Now, what is it, exactly, that we are asking for? "(T)o make of my prayer a fire that will burn away the veils which have shut me out from Thy beauty, and a light that will lead me unto the ocean of Thy Presence."

Ok. This is getting tough for me. I have these images in my mind, but may have some trouble getting them down, so please bear with me.

In our home, my wife has hung a number of her scarves on a curtain rod. They are not only very beautiful, but they also have the added advantage of blocking some of the light. When I think of veils, this is what I picture. They can be very beautiful, and they can also block the light.

In this instance, the veils referred to here block out the beauty of God, which I don't think is a particularly good thing to do. There are many things that can do this, and many of them are quite alluring: material objects, fame, drugs, just to name a few.

Here we are asking that this prayer be like a flame which will burn all these things away, leaving us fully exposed to, and seeing the beauty of God. Of course, when we see this beauty, we realize that all the other beautiful things in the world are but pale shadows of this beauty. For example, why is it that I love my wife? Because she reflects so many of these attributes of God, like love, wisdom, and compassion. The more she shows these attributes, the more I love her. Prayer helps me not only see the beauty of God, but also helps me to better see the beauty of God in those around me, as well as in everyday situations.

We are also beseeching that this prayer be like a light that will lead us to "the ocean of Thy presence".

Here I am reminded of growing up in Chicago. The sun rose in the east, and it was not uncommon for me to go to the beach to watch the sunrise. (And yes, I know it's a lake and not the ocean, but work with me here.) There were times when I would be heading down and actually see the light glowing on the horizon before I got there. It was as if the dawn's light was leading me down to the water.

Here, within the Faith, the prayer can be like that light. It can help lead us closer to God, or even attract others. It's beautiful, and full of promise.

Baha'u'llah also refers to the Faith, and the teachings, and the Writings, as an ocean over and over. Just type the word "ocean" into any Baha'i search engine, of which the most popular is still Ocean (go figure), and you'll see what I mean. My favorite instance is right at the beginning of the Kitab-i-Iqan, in which we read, "No man shall attain the shores of the ocean of true understanding except he be detached from all that is in heaven and on earth."

The ocean is both broad and deep. It is the source of all life on earth.

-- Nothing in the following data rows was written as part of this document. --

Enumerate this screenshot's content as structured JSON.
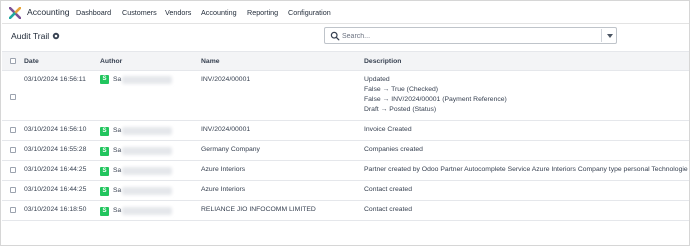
{
  "navbar": {
    "app_name": "Accounting",
    "menus": [
      "Dashboard",
      "Customers",
      "Vendors",
      "Accounting",
      "Reporting",
      "Configuration"
    ]
  },
  "control": {
    "title": "Audit Trail",
    "search_placeholder": "Search..."
  },
  "table": {
    "columns": [
      "Date",
      "Author",
      "Name",
      "Description"
    ],
    "rows": [
      {
        "date": "03/10/2024 16:56:11",
        "author_initial": "S",
        "author_prefix": "Sa",
        "name": "INV/2024/00001",
        "description": [
          "Updated",
          "False → True (Checked)",
          "False → INV/2024/00001 (Payment Reference)",
          "Draft → Posted (Status)"
        ]
      },
      {
        "date": "03/10/2024 16:56:10",
        "author_initial": "S",
        "author_prefix": "Sa",
        "name": "INV/2024/00001",
        "description": [
          "Invoice Created"
        ]
      },
      {
        "date": "03/10/2024 16:55:28",
        "author_initial": "S",
        "author_prefix": "Sa",
        "name": "Germany Company",
        "description": [
          "Companies created"
        ]
      },
      {
        "date": "03/10/2024 16:44:25",
        "author_initial": "S",
        "author_prefix": "Sa",
        "name": "Azure Interiors",
        "description": [
          "Partner created by Odoo Partner Autocomplete Service Azure Interiors Company type personal Technologie"
        ]
      },
      {
        "date": "03/10/2024 16:44:25",
        "author_initial": "S",
        "author_prefix": "Sa",
        "name": "Azure Interiors",
        "description": [
          "Contact created"
        ]
      },
      {
        "date": "03/10/2024 16:18:50",
        "author_initial": "S",
        "author_prefix": "Sa",
        "name": "RELIANCE JIO INFOCOMM LIMITED",
        "description": [
          "Contact created"
        ]
      }
    ]
  },
  "icons": {
    "app_logo": "accounting-logo-icon",
    "gear": "gear-icon",
    "search": "search-icon",
    "dropdown": "caret-down-icon"
  },
  "colors": {
    "avatar": "#22c55e",
    "header_bg": "#f3f4f6"
  }
}
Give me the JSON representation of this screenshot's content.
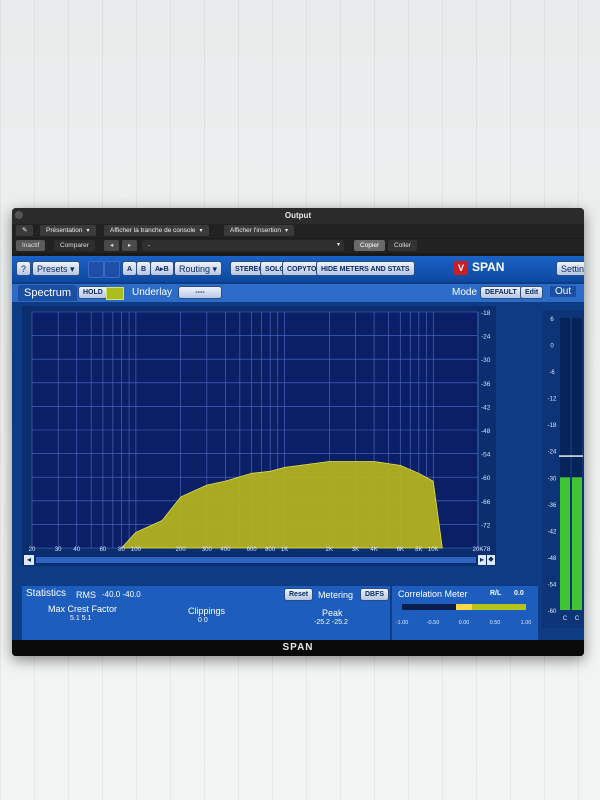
{
  "window": {
    "title": "Output"
  },
  "host_bar": {
    "presentation": "Présentation",
    "console_strip": "Afficher la tranche de console",
    "insertion": "Afficher l'insertion",
    "inactive": "Inactif",
    "compare": "Comparer",
    "preset_field": "-",
    "copy": "Copier",
    "paste": "Coller"
  },
  "toolbar": {
    "help": "?",
    "presets": "Presets",
    "a": "A",
    "b": "B",
    "a_to_b": "A▸B",
    "routing": "Routing",
    "stereo": "STEREO",
    "solo": "SOLO",
    "copy_to": "COPYTO",
    "hide_meters": "HIDE METERS AND STATS",
    "brand": "SPAN",
    "settings": "Settings"
  },
  "spectrum_bar": {
    "tab": "Spectrum",
    "hold": "HOLD",
    "underlay": "Underlay",
    "underlay_value": "----",
    "mode_label": "Mode",
    "mode_value": "DEFAULT",
    "edit": "Edit",
    "out_label": "Out"
  },
  "chart_data": {
    "type": "area",
    "x_ticks": [
      "20",
      "30",
      "40",
      "60",
      "80",
      "100",
      "200",
      "300",
      "400",
      "600",
      "800",
      "1K",
      "2K",
      "3K",
      "4K",
      "6K",
      "8K",
      "10K",
      "20K"
    ],
    "y_ticks": [
      "-18",
      "-24",
      "-30",
      "-36",
      "-42",
      "-48",
      "-54",
      "-60",
      "-66",
      "-72",
      "-78"
    ],
    "x_scale": "log",
    "ylim": [
      -78,
      -18
    ],
    "grid": true,
    "color": "#b7b51c",
    "spectrum": [
      [
        80,
        -78
      ],
      [
        100,
        -74
      ],
      [
        150,
        -71
      ],
      [
        200,
        -65
      ],
      [
        300,
        -62
      ],
      [
        400,
        -61
      ],
      [
        600,
        -59
      ],
      [
        800,
        -58.5
      ],
      [
        1000,
        -57.5
      ],
      [
        2000,
        -56
      ],
      [
        3000,
        -56
      ],
      [
        4000,
        -56
      ],
      [
        6000,
        -57
      ],
      [
        8000,
        -59
      ],
      [
        10000,
        -61
      ],
      [
        11500,
        -78
      ]
    ]
  },
  "out_meter": {
    "scale": [
      "6",
      "0",
      "-6",
      "-12",
      "-18",
      "-24",
      "-30",
      "-36",
      "-42",
      "-48",
      "-54",
      "-60"
    ],
    "ch_labels": [
      "C",
      "C"
    ],
    "level_db": -30,
    "peak_db": -25.2,
    "bar_color": "#3fc534"
  },
  "stats": {
    "tab": "Statistics",
    "rms_label": "RMS",
    "rms_values": "-40.0  -40.0",
    "crest_label": "Max Crest Factor",
    "crest_values": "5.1    5.1",
    "clippings_label": "Clippings",
    "clippings_values": "0    0",
    "reset": "Reset",
    "metering_label": "Metering",
    "metering_value": "DBFS",
    "peak_label": "Peak",
    "peak_values": "-25.2  -25.2"
  },
  "correlation": {
    "label": "Correlation Meter",
    "mode": "R/L",
    "value": "0.0",
    "scale": [
      "-1.00",
      "-0.50",
      "0.00",
      "0.50",
      "1.00"
    ]
  },
  "footer": {
    "brand": "SPAN"
  }
}
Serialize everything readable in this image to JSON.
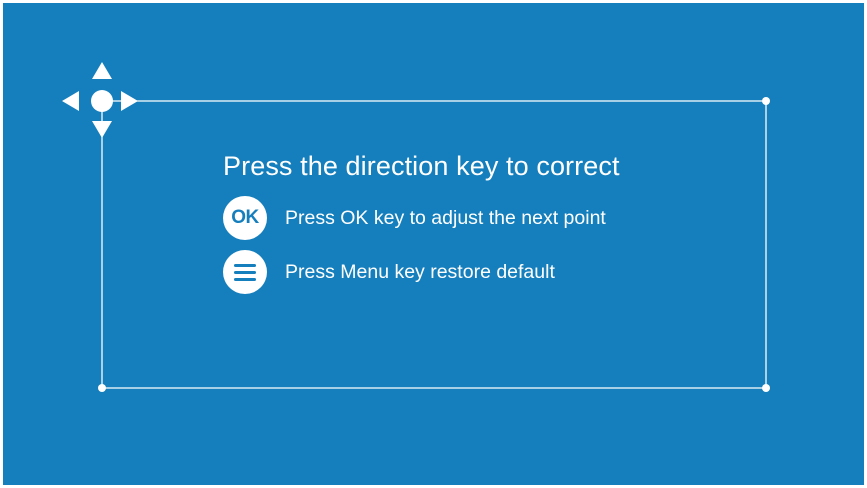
{
  "colors": {
    "background": "#157fbd",
    "foreground": "#ffffff"
  },
  "title": "Press the direction key to correct",
  "instructions": [
    {
      "icon": "ok-key-icon",
      "badge_text": "OK",
      "text": "Press OK key to adjust the next point"
    },
    {
      "icon": "menu-key-icon",
      "text": "Press Menu key restore default"
    }
  ],
  "direction_pad": {
    "icon": "direction-pad-icon"
  }
}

It is rich beyond measure, and we have only explored a fraction of a percentage of it. It is no wonder that Baha'u'llah compares the teachings to an ocean.

Fortunately, He doesn't compare it to a teacup, which spilleth upon the pages of divine wisdom.

1 comment:

  1. Another interesting note that someone pointed out to me some time ago, is that the Báb was often referred to as "the Most Exalted" and Bahá'u'lláh as "the All-Glorious".